It uses the stats for monsters and characters mostly unchanged. If you know the combat rules for D&D, you're already 90 percent familiar with how Battlesystem works.As I wrote in 2011 for section on conversions (p. 10), this was also one of the guiding principles for Book of War (prior games from TSR all had quite different mechanics & statistics; see all of Chainmail, Swords & Spells, and Battlesystem; contrast with the Book of War core rules here).
The big changes in the rules focus on scale. Large battles naturally take more time than single combat, so a round of combat in a Battlesystem mass battle takes 1 minute. Battlesystem uses a combat grid divided into squares measuring 20 feet on each side, and scales up the number of creatures a single miniature represents.Note that Book of War is also at 1" = 20 feet, whereas all the earlier games from TSR were at 1" = 30 feet (as above, see assessment that led to the Book of War scale here).
If a stand attacks a solo creature, the stand takes one attack for each creature in it. A solo can avoid such potentially devastating attacks by joining up with an adjacent friendly stand, relying on the creatures in that stand to protect it. The enemy stand can still attack the solo, but it makes only one attack.This "devastating attacks" statistical observation re: solo vs. mass was incorporated into Book of War, and in some circles was the most controversial part of the game; the prior Battlesystem from TSR had explicitly inflated solo stats to make them super-durable on the battlefield (while fantasy Chainmail was man-to-man only, and the implications in Swords & Spells were obscured; more discussion here).
Of course, I agree with Mearls that this kind of approach makes for a much more satisfying add-on game to D&D, and I'm glad to read that Wizards have pivoted away from the 3.5/4E approach in the last several years. Coincidentally, I've had an unusually large number of friends staying over at our place for the past month, and we've actually been playing a lot of Book of War lately. It's great to see how excited folks are by the game when first introduced to it, and then perhaps to the closely associated Original D&D game as well.
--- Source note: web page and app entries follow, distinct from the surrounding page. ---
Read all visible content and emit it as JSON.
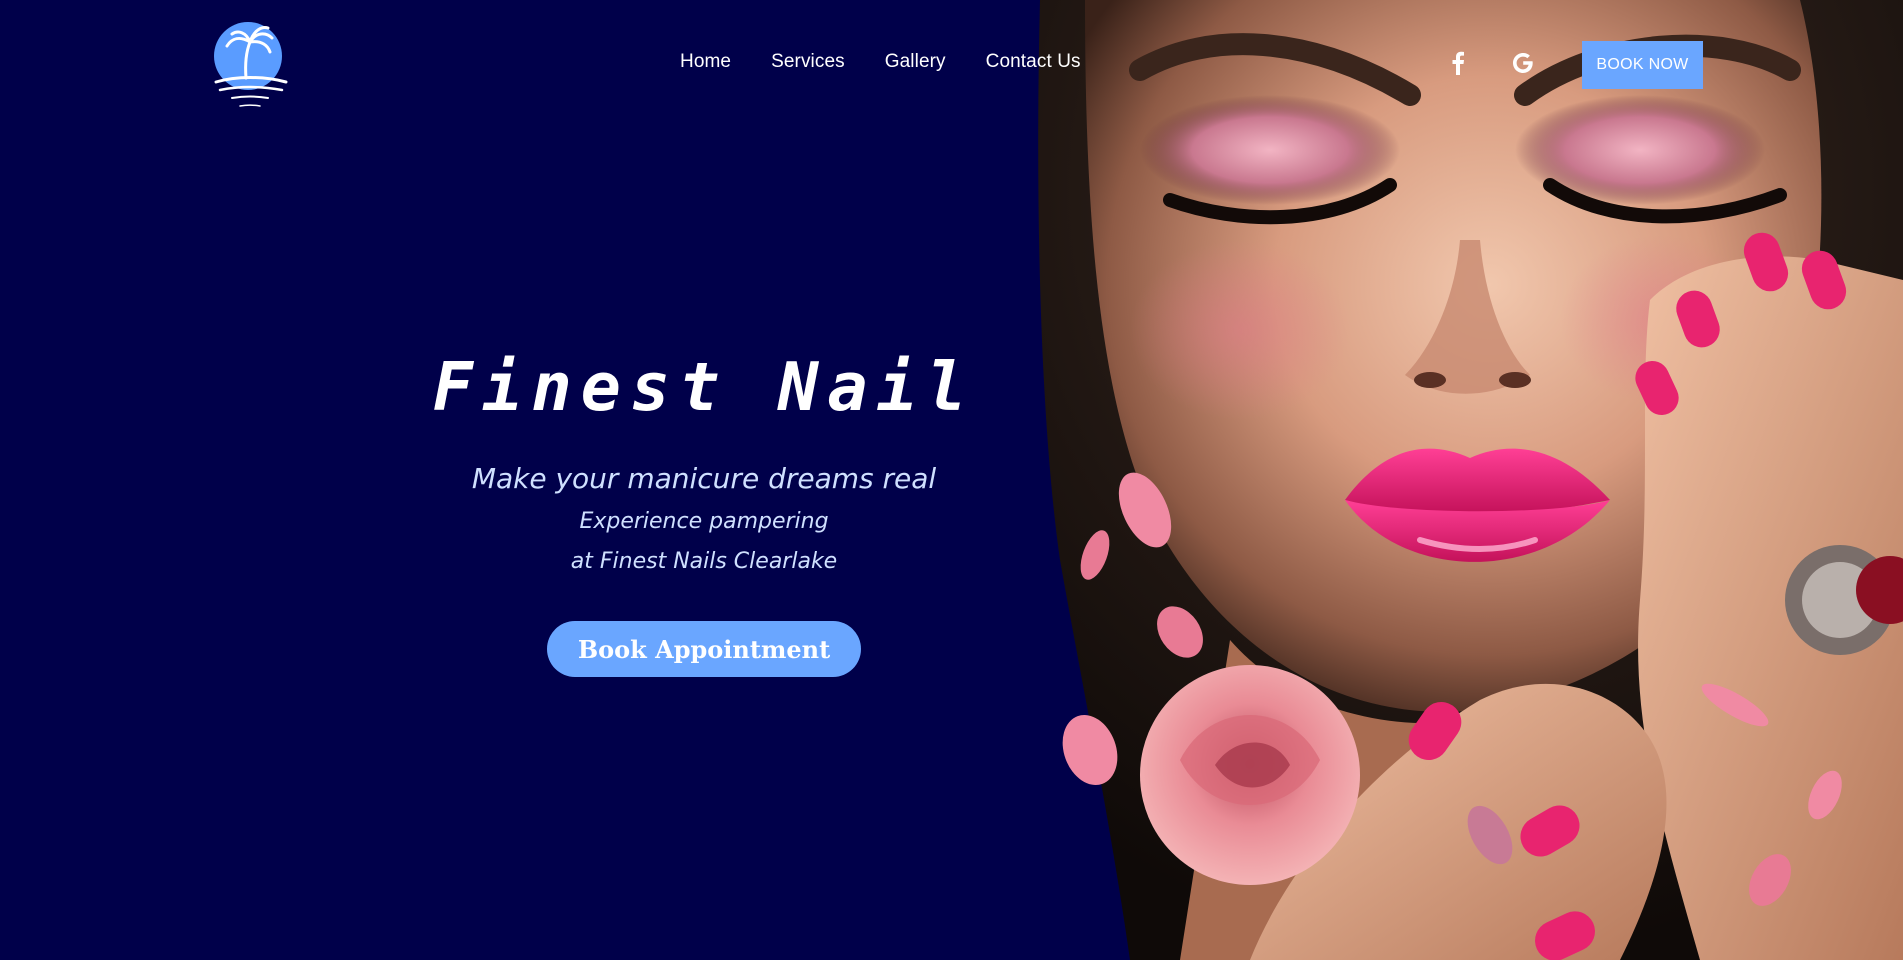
{
  "header": {
    "nav": [
      "Home",
      "Services",
      "Gallery",
      "Contact Us"
    ],
    "social_icons": [
      "facebook-icon",
      "google-icon"
    ],
    "book_now_label": "BOOK NOW"
  },
  "hero": {
    "title": "Finest Nail",
    "tagline_1": "Make your manicure dreams real",
    "tagline_2": "Experience pampering",
    "tagline_3": "at Finest Nails Clearlake",
    "cta_label": "Book Appointment"
  },
  "colors": {
    "background": "#00004a",
    "accent": "#6aa6ff",
    "text": "#ffffff",
    "tagline": "#cfe0ff",
    "nail_pink": "#e8246f"
  }
}
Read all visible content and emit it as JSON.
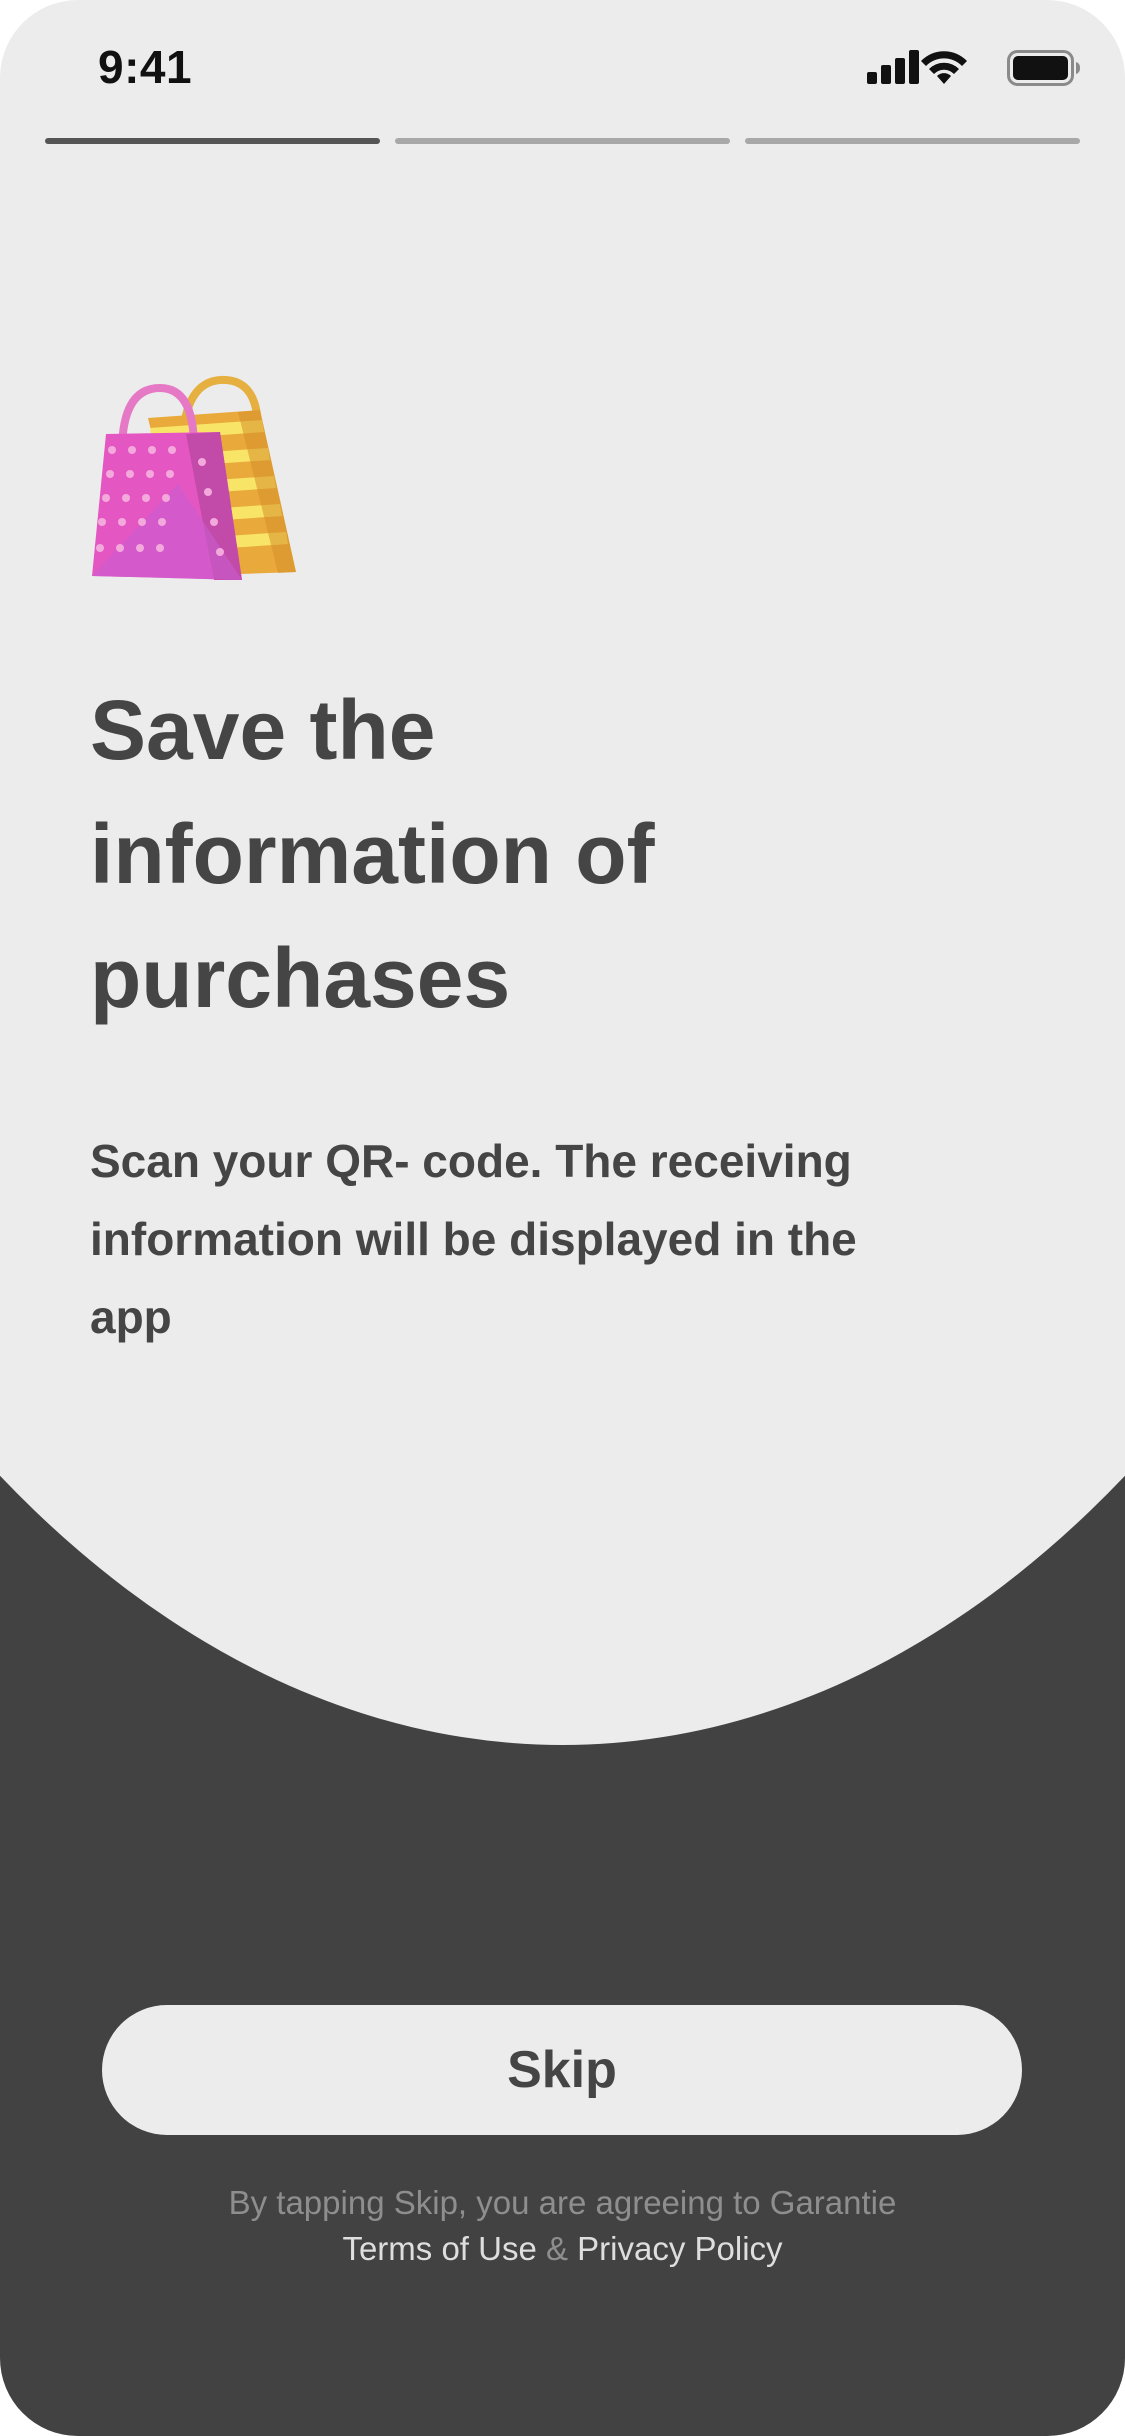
{
  "status_bar": {
    "time": "9:41",
    "icons": [
      "cellular-signal-icon",
      "wifi-icon",
      "battery-icon"
    ]
  },
  "onboarding": {
    "step_total": 3,
    "step_current": 1,
    "illustration": "shopping-bags-icon",
    "headline": "Save the information of purchases",
    "subtext": "Scan your QR- code. The receiving information will be displayed in the app"
  },
  "actions": {
    "skip_label": "Skip"
  },
  "legal": {
    "prefix": "By tapping Skip, you are agreeing to Garantie",
    "terms_link": "Terms of Use",
    "separator": "&",
    "privacy_link": "Privacy Policy"
  },
  "colors": {
    "background_light": "#ececec",
    "background_dark": "#424242",
    "text_primary": "#454545",
    "progress_active": "#555555",
    "progress_inactive": "#a8a8a8"
  }
}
I'll probably have some battle reports coming up from those games -- and if you want to check it out, of course, Book of War is available right now in the sidebar and here at Lulu.